Ofsted

I remember my first inspection in 2001.  We had six weeks notice so were able to plan for the inspection (my lesson plans were written weeks before the inspection) and inspectors were in school for the whole week. Many more lessons were observed and the system was far less streamlined than now (the reports were extremely lengthy and reported on individual subjects as well as the school).

Funding 

School funding has been through numerous cycles of boom and bust.  When we had a Labour government there was plenty of cash but much was spent on the National Strategies with questionable impact. Conservative governments always seem to cut fundings and salary increases have always been kept to a minimum.  Salaries haven’t increased an awful lot whilst teachers pension contributions continued to increase whilst the pay freeze was in effect.

Professionalism

I remember teaching a student nearly twenty years ago who kept forgetting his swimming kit. Threats were ineffective so a girl’s swimming costume was found for him to wear instead.  Unfortunately, it didn’t have the desired effect (he loved the attention) but attitudes have changed for the better in the meantime.  We are now more inclusive and equality a feature of most schools but the existence of schemes like Stonewall School Champions would suggest they have a way to go.

 

There have been so many changes – social media, the rise and fall of the GTC, and several iterations of the National Curriculum.  Teaching may have been more fun years ago, but I prefer the professionalism that we have now.

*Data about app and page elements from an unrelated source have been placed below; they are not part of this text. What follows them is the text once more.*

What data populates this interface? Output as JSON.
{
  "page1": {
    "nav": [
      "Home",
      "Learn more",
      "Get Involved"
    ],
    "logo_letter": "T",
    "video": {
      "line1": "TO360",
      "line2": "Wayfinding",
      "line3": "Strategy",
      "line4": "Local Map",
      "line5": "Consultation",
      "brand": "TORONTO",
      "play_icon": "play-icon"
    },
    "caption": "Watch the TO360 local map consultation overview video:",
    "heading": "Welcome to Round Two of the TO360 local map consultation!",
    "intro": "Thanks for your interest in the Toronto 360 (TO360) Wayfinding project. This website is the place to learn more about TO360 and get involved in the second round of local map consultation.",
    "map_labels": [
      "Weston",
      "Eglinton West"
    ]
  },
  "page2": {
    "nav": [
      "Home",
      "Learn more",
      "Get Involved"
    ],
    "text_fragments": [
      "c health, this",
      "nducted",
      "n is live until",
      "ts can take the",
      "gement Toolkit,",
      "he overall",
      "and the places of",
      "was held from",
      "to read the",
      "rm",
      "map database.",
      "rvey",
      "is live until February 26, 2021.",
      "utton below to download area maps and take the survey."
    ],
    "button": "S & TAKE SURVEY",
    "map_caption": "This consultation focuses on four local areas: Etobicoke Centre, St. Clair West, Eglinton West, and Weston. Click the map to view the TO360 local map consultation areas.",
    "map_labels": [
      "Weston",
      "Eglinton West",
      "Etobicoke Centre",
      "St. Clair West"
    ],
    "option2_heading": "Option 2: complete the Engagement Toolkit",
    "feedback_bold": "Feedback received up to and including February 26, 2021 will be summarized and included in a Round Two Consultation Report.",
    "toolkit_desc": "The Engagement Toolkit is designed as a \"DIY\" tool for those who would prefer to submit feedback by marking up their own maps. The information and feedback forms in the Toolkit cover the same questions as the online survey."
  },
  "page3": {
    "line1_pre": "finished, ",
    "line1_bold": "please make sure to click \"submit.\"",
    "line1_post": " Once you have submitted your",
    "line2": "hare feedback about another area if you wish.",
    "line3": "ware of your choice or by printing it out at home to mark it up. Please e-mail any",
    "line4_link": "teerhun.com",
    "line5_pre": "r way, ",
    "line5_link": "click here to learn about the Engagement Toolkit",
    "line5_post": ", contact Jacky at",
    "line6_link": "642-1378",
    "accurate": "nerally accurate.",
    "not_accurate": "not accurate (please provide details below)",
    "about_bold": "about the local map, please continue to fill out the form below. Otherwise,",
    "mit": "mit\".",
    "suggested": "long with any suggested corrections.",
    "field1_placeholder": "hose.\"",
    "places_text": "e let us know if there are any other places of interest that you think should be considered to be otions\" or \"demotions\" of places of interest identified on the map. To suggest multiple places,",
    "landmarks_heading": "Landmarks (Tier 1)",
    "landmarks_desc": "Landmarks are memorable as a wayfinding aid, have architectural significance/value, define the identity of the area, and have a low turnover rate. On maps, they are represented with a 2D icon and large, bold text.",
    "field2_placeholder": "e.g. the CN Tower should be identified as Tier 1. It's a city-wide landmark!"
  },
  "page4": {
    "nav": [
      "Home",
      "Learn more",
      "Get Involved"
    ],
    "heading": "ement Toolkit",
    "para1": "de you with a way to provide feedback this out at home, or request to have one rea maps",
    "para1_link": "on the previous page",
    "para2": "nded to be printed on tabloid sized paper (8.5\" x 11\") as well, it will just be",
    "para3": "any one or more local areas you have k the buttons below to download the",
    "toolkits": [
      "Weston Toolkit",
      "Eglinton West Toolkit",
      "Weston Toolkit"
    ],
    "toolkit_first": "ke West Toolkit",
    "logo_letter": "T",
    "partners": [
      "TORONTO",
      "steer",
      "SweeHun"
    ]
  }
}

What changes do you remember over the last 20 years?

 

Book review: Specific Learning Difficulties – What Teachers Need to Know by Diana Hudson (2015)

I came across this book at an ASE event as it was part of their book sales. A quick flick through told me I needed to have a better look so I blew my Amazon Prime no-rush credits (if you have Amazon Prime you’ll know what these are!) and bought the Kindle edition.

I was very nearly put off the book as the first chapters talk about being right and left brained, and about VAK.  For those of you who don’t read around, these theories have been discredited and put out to pasture.  (This would be a good time to plug the excellent Naked Scientists podcast again who have an excellent piece on this myth here)

If you skim over the dodgy neuroscience in the first chapters you get the nuggets of gold that are useful to the mainstream classroom teacher. The book goes through a variety of specific learning difficulties and identifies the traits of each one, and strategies that the teacher can put into place.  Experienced teachers (especially those of us who work in the SEND sector) are likely to be familiar with most of the information in this book but it does serve as a useful refresher with the information in one place.

Should you buy this book?  It isn’t a science book and is useful for teachers of all subjects (although it has a stronger secondary bias than primary). If you want to know more about the specific learning difficulties covered in this book (e.g. dyslexia, ADHD, ASD) then it might be worth picking up a copy, similarly, if you want a handy reference guide (PGCE tutor) then this could be for you.

The book is £9.50 for a paperback copy for members from the ASE bookshop (I know a lot of my followers are members).  If you aren’t an ASE member then the book is currently £11.40 from Amazon (£8.96 on Kindle)

There’s also an interview with the author here.